=== EXERCISE PROMPT ===
The line containing "Transcribe this image's" marks the start. Restate it and every following line through the end of the records exactly, and nothing else, leaving out the pictures.

[Items from an interface collection]
━━━━━━━━━━━━━━━━━━━━

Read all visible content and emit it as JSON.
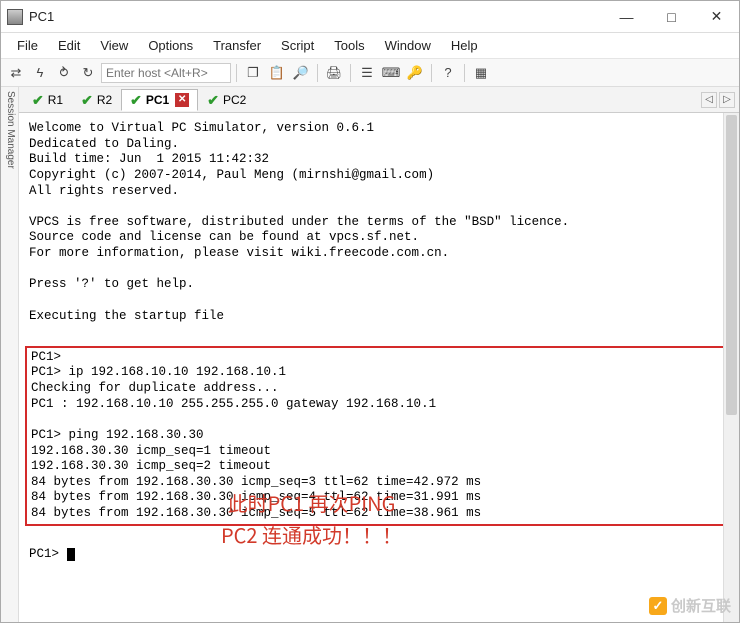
{
  "window": {
    "title": "PC1"
  },
  "menus": [
    "File",
    "Edit",
    "View",
    "Options",
    "Transfer",
    "Script",
    "Tools",
    "Window",
    "Help"
  ],
  "toolbar": {
    "host_placeholder": "Enter host <Alt+R>"
  },
  "sidebar": {
    "label": "Session Manager"
  },
  "tabs": [
    {
      "label": "R1",
      "active": false
    },
    {
      "label": "R2",
      "active": false
    },
    {
      "label": "PC1",
      "active": true,
      "closable": true
    },
    {
      "label": "PC2",
      "active": false
    }
  ],
  "terminal": {
    "intro": "Welcome to Virtual PC Simulator, version 0.6.1\nDedicated to Daling.\nBuild time: Jun  1 2015 11:42:32\nCopyright (c) 2007-2014, Paul Meng (mirnshi@gmail.com)\nAll rights reserved.\n\nVPCS is free software, distributed under the terms of the \"BSD\" licence.\nSource code and license can be found at vpcs.sf.net.\nFor more information, please visit wiki.freecode.com.cn.\n\nPress '?' to get help.\n\nExecuting the startup file\n",
    "boxed": "PC1>\nPC1> ip 192.168.10.10 192.168.10.1\nChecking for duplicate address...\nPC1 : 192.168.10.10 255.255.255.0 gateway 192.168.10.1\n\nPC1> ping 192.168.30.30\n192.168.30.30 icmp_seq=1 timeout\n192.168.30.30 icmp_seq=2 timeout\n84 bytes from 192.168.30.30 icmp_seq=3 ttl=62 time=42.972 ms\n84 bytes from 192.168.30.30 icmp_seq=4 ttl=62 time=31.991 ms\n84 bytes from 192.168.30.30 icmp_seq=5 ttl=62 time=38.961 ms",
    "prompt": "PC1> "
  },
  "annotation": {
    "line1": "此时PC1 再次PING",
    "line2": "PC2 连通成功！！！"
  },
  "watermark": {
    "text": "创新互联"
  }
}
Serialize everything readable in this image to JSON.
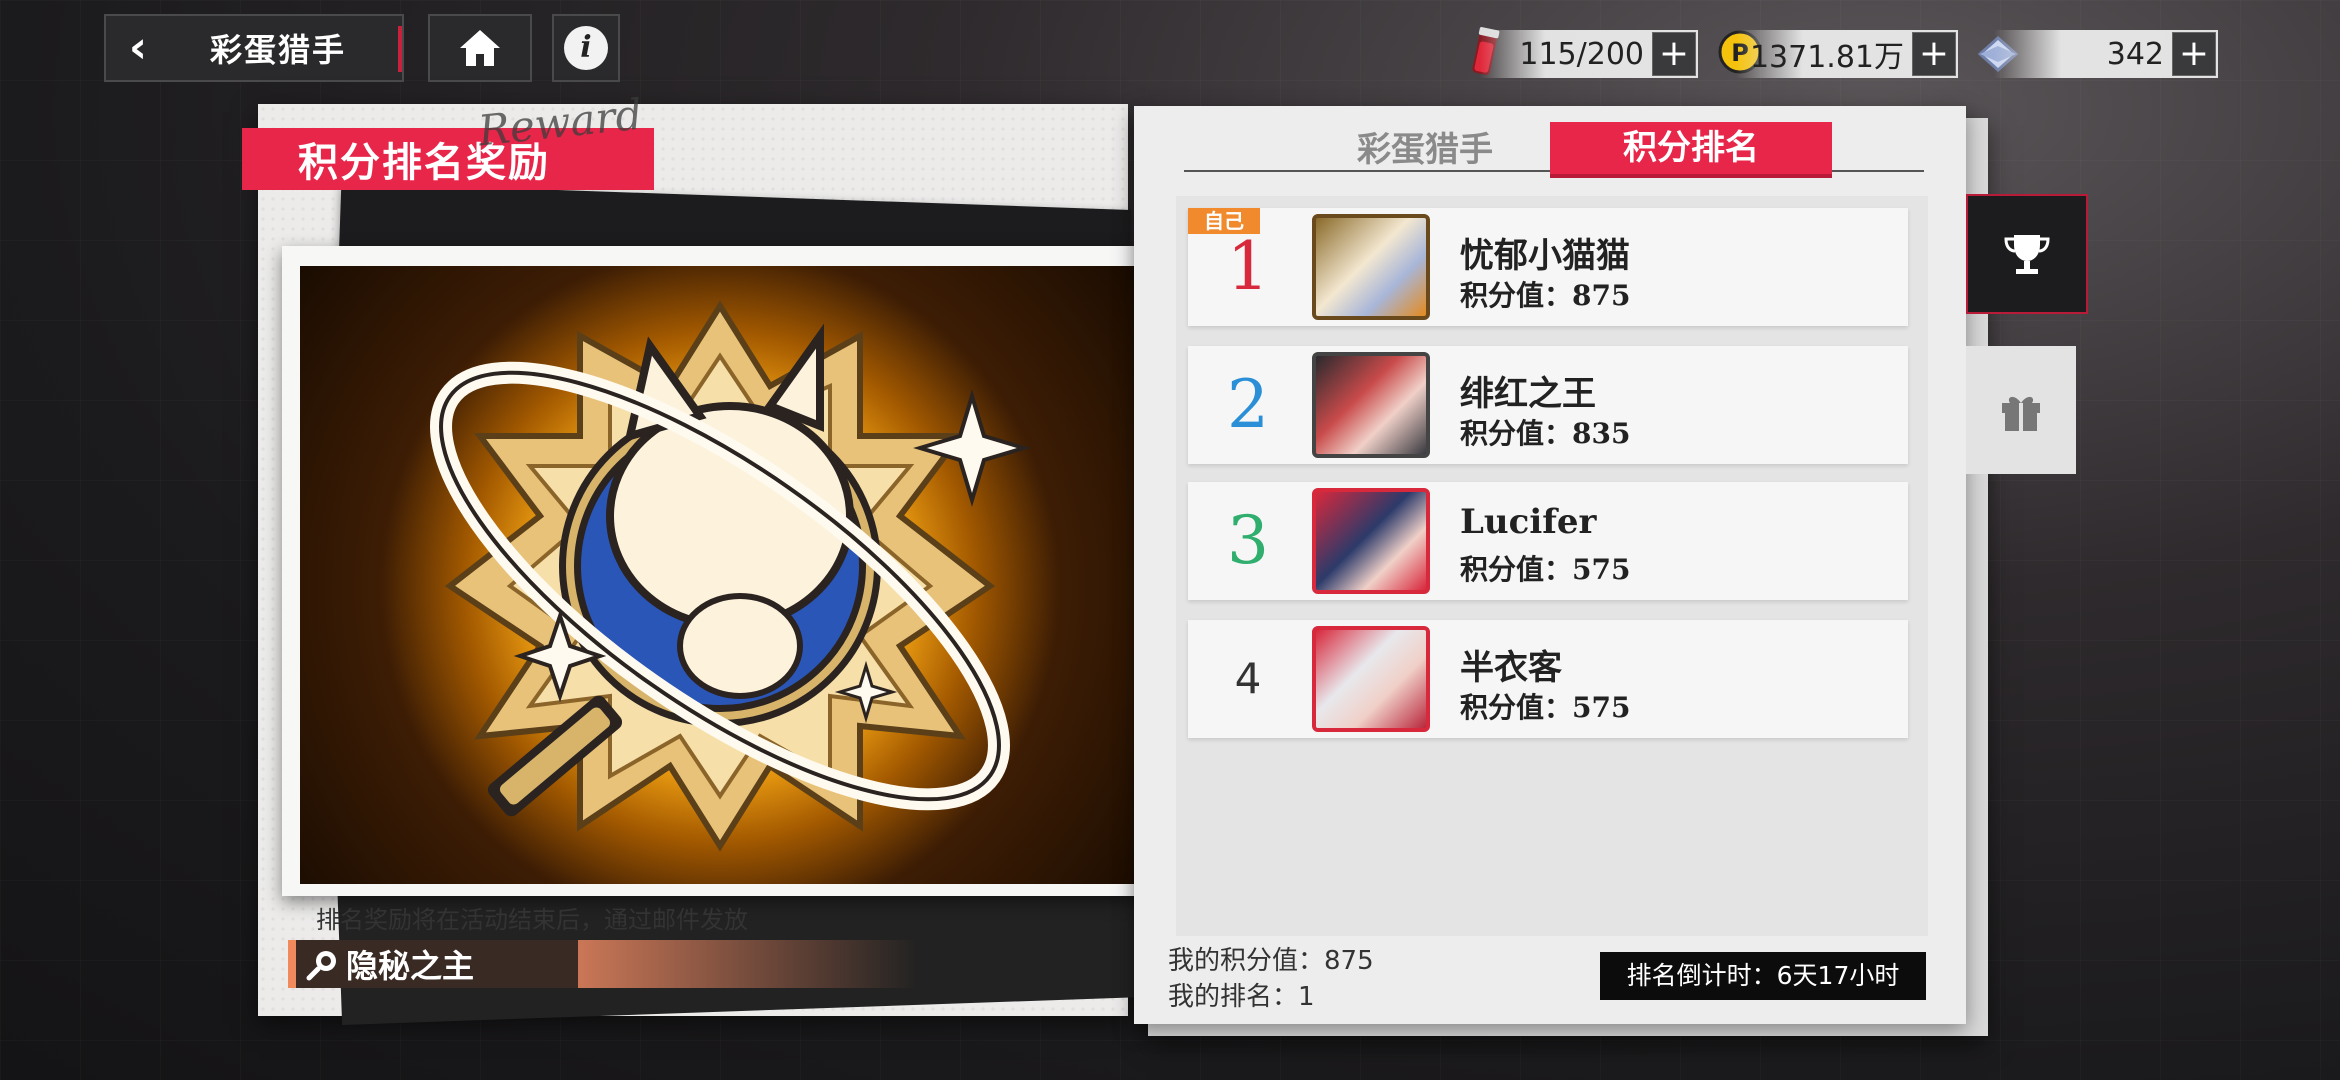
{
  "nav": {
    "title": "彩蛋猎手"
  },
  "currencies": [
    {
      "name": "stamina",
      "value": "115/200",
      "icon": "red-vial-icon",
      "color": "#c8213c"
    },
    {
      "name": "coins",
      "value": "1371.81万",
      "icon": "coin-icon",
      "color": "#f4c20d"
    },
    {
      "name": "gems",
      "value": "342",
      "icon": "crystal-icon",
      "color": "#8fa6d8"
    }
  ],
  "left": {
    "banner": "积分排名奖励",
    "banner_script": "Reward",
    "note": "排名奖励将在活动结束后，通过邮件发放",
    "reward_name": "隐秘之主"
  },
  "tabs": [
    {
      "label": "彩蛋猎手",
      "active": false
    },
    {
      "label": "积分排名",
      "active": true
    }
  ],
  "ranking": {
    "self_label": "自己",
    "rows": [
      {
        "rank": "1",
        "name": "忧郁小猫猫",
        "score": "积分值：875",
        "rank_color": "#d8283c",
        "is_self": true
      },
      {
        "rank": "2",
        "name": "绯红之王",
        "score": "积分值：835",
        "rank_color": "#2a8fd6",
        "is_self": false
      },
      {
        "rank": "3",
        "name": "Lucifer",
        "score": "积分值：575",
        "rank_color": "#2fae6e",
        "is_self": false
      },
      {
        "rank": "4",
        "name": "半衣客",
        "score": "积分值：575",
        "rank_color": "#333333",
        "is_self": false
      }
    ],
    "my_score": "我的积分值：875",
    "my_rank": "我的排名：1",
    "countdown": "排名倒计时：6天17小时"
  },
  "side_tabs": [
    {
      "icon": "trophy-icon",
      "active": true
    },
    {
      "icon": "gift-icon",
      "active": false
    }
  ]
}
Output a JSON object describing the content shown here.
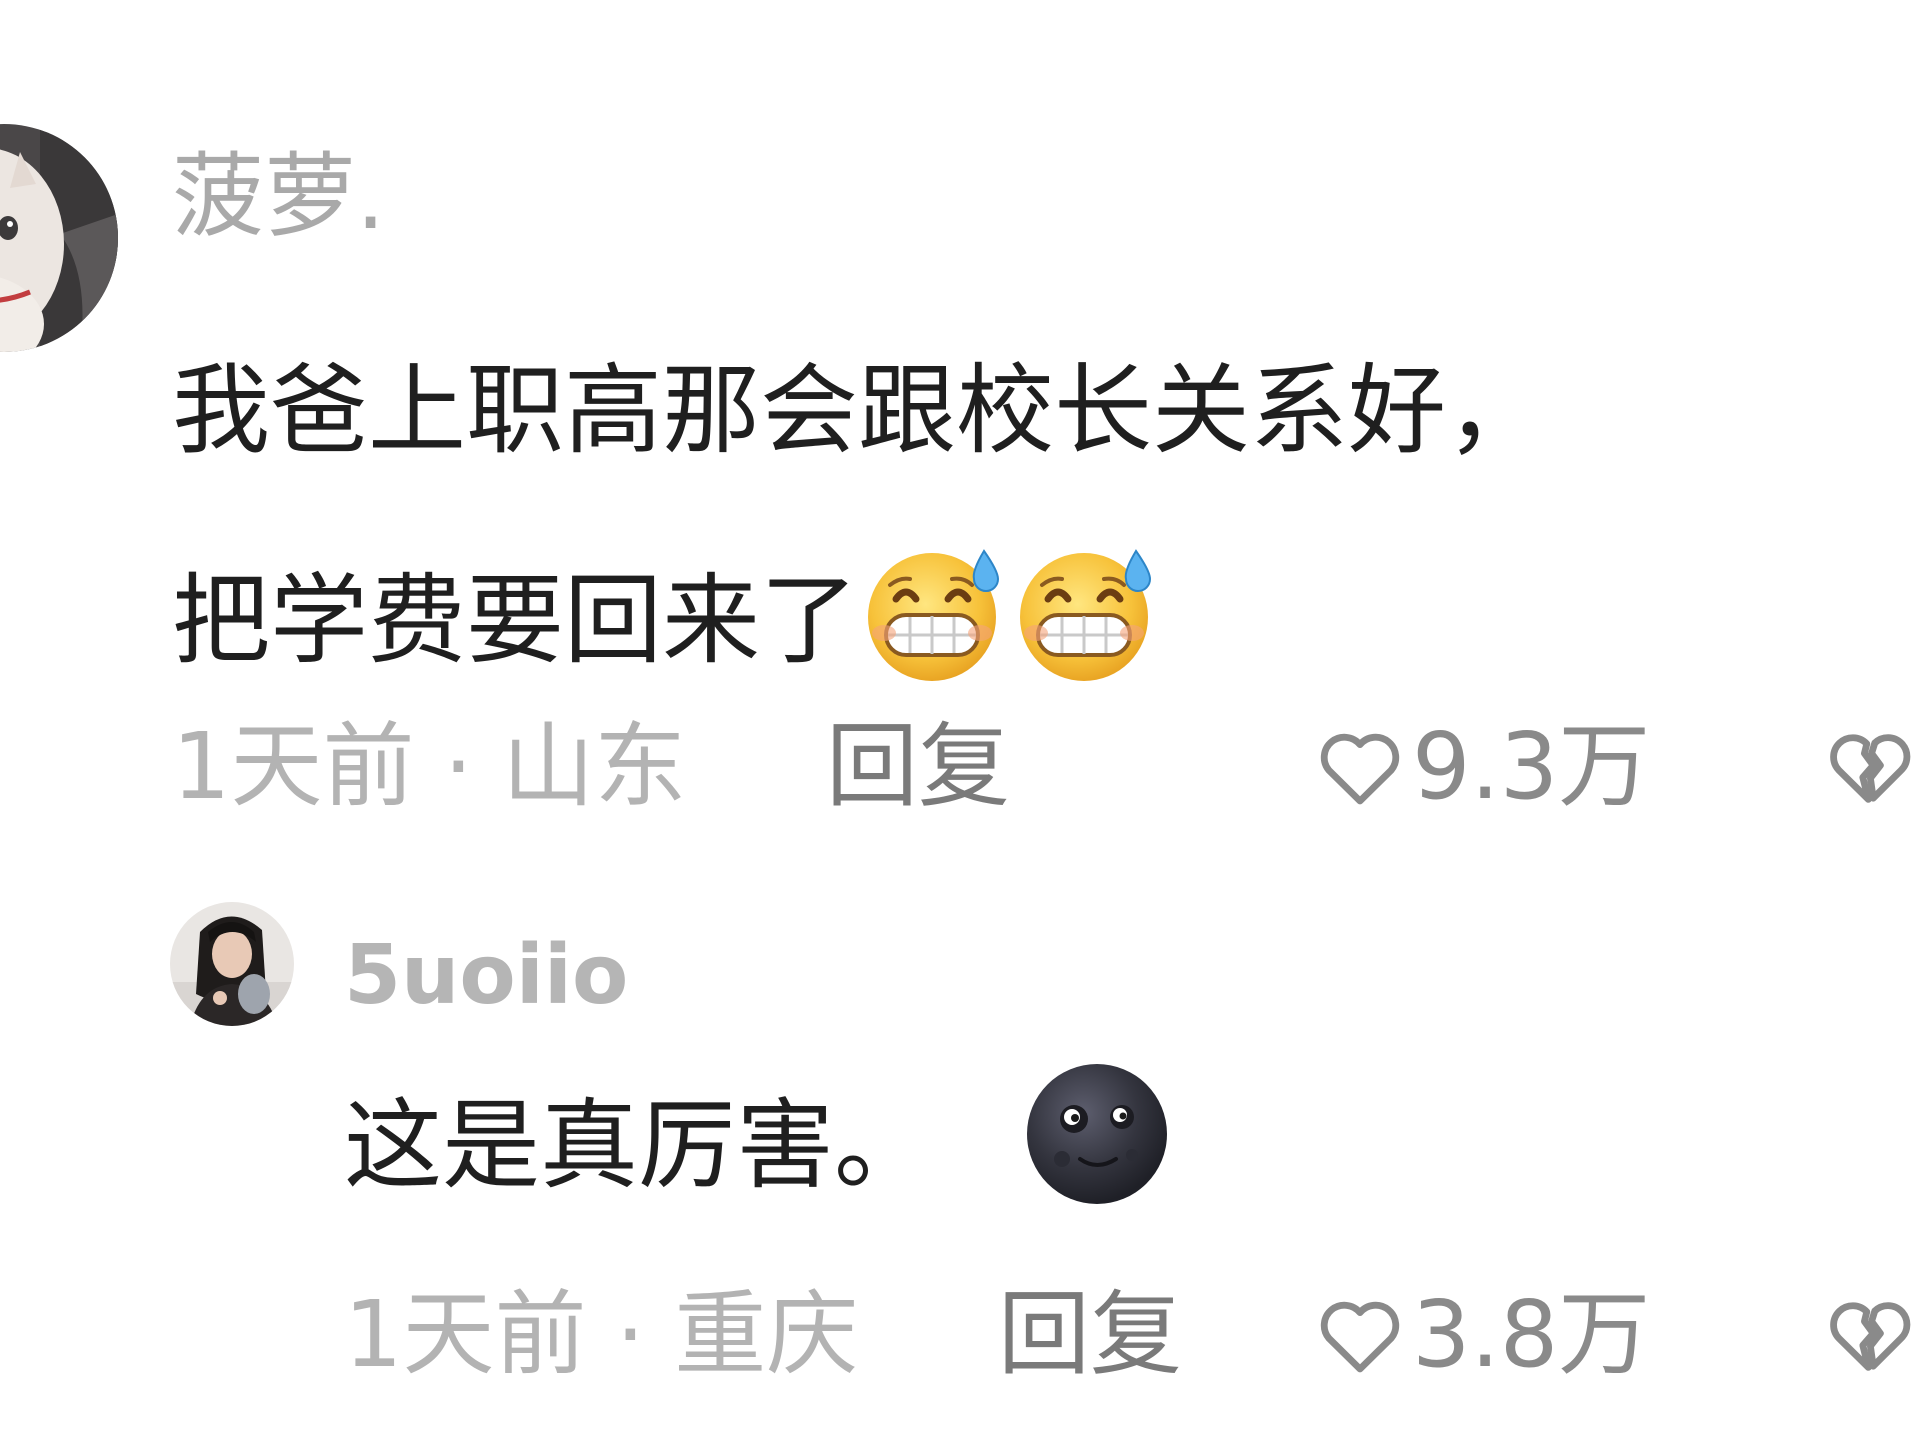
{
  "comments": [
    {
      "username": "菠萝.",
      "avatar": "cat-avatar",
      "body_line1": "我爸上职高那会跟校长关系好，",
      "body_line2": "把学费要回来了",
      "emojis": [
        "grinning-sweat-emoji",
        "grinning-sweat-emoji"
      ],
      "time_location": "1天前 · 山东",
      "reply_label": "回复",
      "like_count": "9.3万",
      "like_icon": "heart-outline-icon",
      "dislike_icon": "broken-heart-icon"
    },
    {
      "username": "5uoiio",
      "avatar": "girl-photo-avatar",
      "body": "这是真厉害。",
      "emojis": [
        "new-moon-face-emoji"
      ],
      "time_location": "1天前 · 重庆",
      "reply_label": "回复",
      "like_count": "3.8万",
      "like_icon": "heart-outline-icon",
      "dislike_icon": "broken-heart-icon"
    }
  ],
  "colors": {
    "username": "#a9a9a9",
    "body_text": "#1f1f1f",
    "meta_text": "#b3b3b3",
    "reply_text": "#7a7a7a",
    "icon_stroke": "#8a8a8a",
    "background": "#ffffff"
  }
}
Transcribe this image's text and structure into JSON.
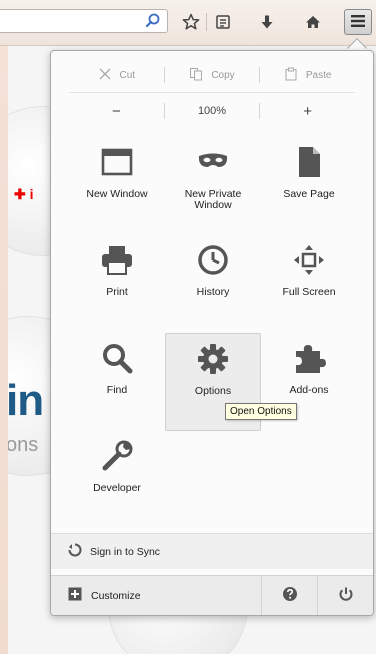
{
  "toolbar": {
    "search_placeholder": "",
    "icons": [
      "search-icon",
      "bookmark-star-icon",
      "reading-list-icon",
      "download-icon",
      "home-icon",
      "menu-icon"
    ]
  },
  "menu": {
    "edit": {
      "cut": "Cut",
      "copy": "Copy",
      "paste": "Paste"
    },
    "zoom": {
      "minus": "−",
      "level": "100%",
      "plus": "+"
    },
    "items": [
      {
        "label": "New Window",
        "icon": "new-window-icon"
      },
      {
        "label": "New Private Window",
        "icon": "private-mask-icon"
      },
      {
        "label": "Save Page",
        "icon": "save-page-icon"
      },
      {
        "label": "Print",
        "icon": "printer-icon"
      },
      {
        "label": "History",
        "icon": "clock-icon"
      },
      {
        "label": "Full Screen",
        "icon": "fullscreen-icon"
      },
      {
        "label": "Find",
        "icon": "magnifier-icon"
      },
      {
        "label": "Options",
        "icon": "gear-icon"
      },
      {
        "label": "Add-ons",
        "icon": "puzzle-icon"
      },
      {
        "label": "Developer",
        "icon": "wrench-icon"
      }
    ],
    "tooltip": "Open Options",
    "sync_label": "Sign in to Sync",
    "customize_label": "Customize"
  },
  "colors": {
    "panel_bg": "#fbfbfb",
    "icon_gray": "#555555",
    "accent_blue": "#1e5b86",
    "tooltip_bg": "#ffffe1"
  }
}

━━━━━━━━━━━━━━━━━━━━

=== ANSWER ===
Transcribe this image's text and structure into JSON.
{
  "toolbar": {
    "search_placeholder": "",
    "icons": [
      "search-icon",
      "bookmark-star-icon",
      "reading-list-icon",
      "download-icon",
      "home-icon",
      "menu-icon"
    ]
  },
  "menu": {
    "edit": {
      "cut": "Cut",
      "copy": "Copy",
      "paste": "Paste"
    },
    "zoom": {
      "minus": "−",
      "level": "100%",
      "plus": "+"
    },
    "items": [
      {
        "label": "New Window",
        "icon": "new-window-icon"
      },
      {
        "label": "New Private Window",
        "icon": "private-mask-icon"
      },
      {
        "label": "Save Page",
        "icon": "save-page-icon"
      },
      {
        "label": "Print",
        "icon": "printer-icon"
      },
      {
        "label": "History",
        "icon": "clock-icon"
      },
      {
        "label": "Full Screen",
        "icon": "fullscreen-icon"
      },
      {
        "label": "Find",
        "icon": "magnifier-icon"
      },
      {
        "label": "Options",
        "icon": "gear-icon"
      },
      {
        "label": "Add-ons",
        "icon": "puzzle-icon"
      },
      {
        "label": "Developer",
        "icon": "wrench-icon"
      }
    ],
    "tooltip": "Open Options",
    "sync_label": "Sign in to Sync",
    "customize_label": "Customize"
  },
  "colors": {
    "panel_bg": "#fbfbfb",
    "icon_gray": "#555555",
    "accent_blue": "#1e5b86",
    "tooltip_bg": "#ffffe1"
  }
}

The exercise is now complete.